Montgomery Davies is a former judge living in Newbridge. He was disbarred for using a mysterious device under his robe in the courtroom. He's also a Paul Simon enthusiast. On the 7/11/06 show, Judge Davies called to discuss the the device's history, its future, and Tom's role as a potential pitch man.
On the 8/22/06 show, it was revealed that Davies introduced the device to his nephew, Don Klaumenser. Klaumenser has used devices made from cresote/hickory and crabmeat/aluminum. The latter device features a timer that goes to 57, compared to the standard 50.
History of the Device
Davies admits to using the device for 22 years, though he’s gone through many different models. Back in the mid-1980s, the device was in its nascent, more crude form.
The original devices were made of ivory and had a more square shape, while current models are roundish and constructed from either polyurethane or treated birch. The old analog devices utilized a series a small tension rods, a large flywheel, and a small cushion made of either foam or fiberglass. Judge Davies was caught with a late-1990s model that, while good, was not state-of-the-art and left quite a bit to be desired. One of the main issues was the fishing line, which was hard to keep untangled, especially if you did not apply the recommended kind of oil. For some reason, the oil was very hard to find in Newbridge, so Davies hard to order it directly from the manufacturer of the device. It was always on backorder, so Davies was forced to rely on a different weight oil that was only stocked in certain local convenience stores. That oil did not really help out with the detangling efforts and it also left a thick residue ring on the inside of the canister receptacle. As a result, a large amount of smoke could be produced when the device shifted into the next gear.
Tom wonders how the device was smoking. Davies explains that it was an issue of overload. The new high-end models are digital, which eliminates the problem of backfires and stallouts. They also produce a readout, a feature which baffles Tom. Davies confirms that an actual piece of paper prints out. Tom wants to know what kind of information is on the printout, but Davies doesn’t want to get into it. He does say that the new models are also very silent. He ordered one, but it got screwed up at the factory. It was not only the wrong size, but it also came with toggle switches instead of the acrylic push-button controls as stated in the advertisement. Davies did try one of the digital ones and found that it delivered a nice, smooth performance, but the noise of the device he was caught with did him in. He tried various noise filters, but none of them were effective. The battle was trying to keep the water pressure at a good level while prevening the noise of the micro-jets from getting too loud. The one he had on order uses high-density steam instead of water jets, creating a more top-shelf performance.
Davies gives some history on the evolution of the device, citing it as a real testament to man’s ingenuity. In the very early days of the device, they were made from a paste of straw, sheepskin, and granite. Davies cannot even imagine trying to use a device made from stone. Davies has seen the version of the device used by Babe Ruth, and while it was a step up from the one used by Ben Franklin and Billy The Kid, it’s still "positively barbaric". The so-called grommets were fashioned out of corn husks and the device used a cone made from coal as a dispersement mechanism.

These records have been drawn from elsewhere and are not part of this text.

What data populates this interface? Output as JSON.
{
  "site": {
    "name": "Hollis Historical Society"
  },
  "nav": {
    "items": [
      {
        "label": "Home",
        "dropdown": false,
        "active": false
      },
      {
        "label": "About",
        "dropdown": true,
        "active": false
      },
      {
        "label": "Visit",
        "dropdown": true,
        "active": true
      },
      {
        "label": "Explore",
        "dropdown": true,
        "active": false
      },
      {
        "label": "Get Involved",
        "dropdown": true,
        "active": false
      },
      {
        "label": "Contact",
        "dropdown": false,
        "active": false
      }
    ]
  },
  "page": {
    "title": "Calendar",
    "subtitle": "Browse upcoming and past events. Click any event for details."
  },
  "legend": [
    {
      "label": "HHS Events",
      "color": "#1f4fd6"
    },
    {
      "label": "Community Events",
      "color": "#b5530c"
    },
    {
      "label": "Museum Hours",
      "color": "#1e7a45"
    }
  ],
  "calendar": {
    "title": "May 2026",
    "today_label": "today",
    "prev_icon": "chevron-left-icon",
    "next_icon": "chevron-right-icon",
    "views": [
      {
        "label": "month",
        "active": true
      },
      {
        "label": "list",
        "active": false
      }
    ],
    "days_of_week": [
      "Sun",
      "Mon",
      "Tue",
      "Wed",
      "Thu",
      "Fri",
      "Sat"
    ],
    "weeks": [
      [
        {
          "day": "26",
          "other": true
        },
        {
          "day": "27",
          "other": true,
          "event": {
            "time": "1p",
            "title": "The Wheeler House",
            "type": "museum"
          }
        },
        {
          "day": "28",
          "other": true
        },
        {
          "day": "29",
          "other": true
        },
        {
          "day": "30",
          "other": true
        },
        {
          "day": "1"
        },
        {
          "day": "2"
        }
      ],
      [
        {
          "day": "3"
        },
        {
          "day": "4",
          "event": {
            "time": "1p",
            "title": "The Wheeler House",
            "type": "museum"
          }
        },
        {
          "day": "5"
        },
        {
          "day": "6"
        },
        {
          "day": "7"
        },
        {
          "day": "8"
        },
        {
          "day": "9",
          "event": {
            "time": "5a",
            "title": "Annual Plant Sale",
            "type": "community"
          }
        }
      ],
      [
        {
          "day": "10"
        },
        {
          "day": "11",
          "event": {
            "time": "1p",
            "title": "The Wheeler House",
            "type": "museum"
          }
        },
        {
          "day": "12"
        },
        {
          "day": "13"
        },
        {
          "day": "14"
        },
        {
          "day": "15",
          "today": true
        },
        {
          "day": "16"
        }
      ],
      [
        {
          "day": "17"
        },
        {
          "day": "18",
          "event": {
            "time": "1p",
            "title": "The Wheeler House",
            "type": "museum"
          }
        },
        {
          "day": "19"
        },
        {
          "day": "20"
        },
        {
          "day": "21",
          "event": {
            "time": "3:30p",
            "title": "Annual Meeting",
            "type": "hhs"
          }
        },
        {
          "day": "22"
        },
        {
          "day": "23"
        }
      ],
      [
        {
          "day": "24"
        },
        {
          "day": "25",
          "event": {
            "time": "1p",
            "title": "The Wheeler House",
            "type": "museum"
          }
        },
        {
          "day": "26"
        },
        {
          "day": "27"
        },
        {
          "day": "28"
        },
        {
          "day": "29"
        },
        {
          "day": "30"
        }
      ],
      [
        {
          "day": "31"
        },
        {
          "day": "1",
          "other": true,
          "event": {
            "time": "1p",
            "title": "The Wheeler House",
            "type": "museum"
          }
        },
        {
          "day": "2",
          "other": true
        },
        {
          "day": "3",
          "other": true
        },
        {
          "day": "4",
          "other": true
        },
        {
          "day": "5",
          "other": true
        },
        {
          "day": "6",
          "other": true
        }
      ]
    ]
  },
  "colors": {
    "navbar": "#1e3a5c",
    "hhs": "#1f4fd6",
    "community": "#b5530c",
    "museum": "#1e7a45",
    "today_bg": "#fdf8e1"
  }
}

Davies wonders how far they are going to go with designs for the device. Tom says it’s just a matter of technological advancements. Davies is focusing his attention on the future of the device and has just finished a prototype of a device that is "positively space-age". Davies is certain that it will change how we think about the device. He doesn’t think Tom will believe it, but he tells him anyway: it’s all one piece and it runs on body heat. It’s also positively sound-free and has noise-canceling shields next to the motor housing. It’s a foolproof setup that looks like a small Formula-1 racecar and will revolutionize the marketplace.
Davies wants to know if Tom wants to invest some money in a startup effort. Davies needs funds since his lost his pension as a result of the incident. Tom’s not in the market for investing, so Davies wants to know if he would at least model the device for the advertising campaign. Tom immediately refuses because he’s not a client and is not comfortable promoting the product. Davies wonders if it’s because Tom is ashamed of his abs, which will be seen in the promotional pictures. Davies is certain that Tom will become a client and plans to order one of the current judges to make him one. Tom wonders how he will pull that off since he has no interest in using it, and Davies says that several judges owe him for outfitting them with devices. Davies want to do the same for Tom.
At the end of the call, a whoosing sound is heard, and Davies reveals that he's using one of the old devices live on the air. Tom thinks he’s disgusting. Davies requests to have a "device-a-thon" with Tom. Tom declines, hangs up, and thinks he needs to take a shower.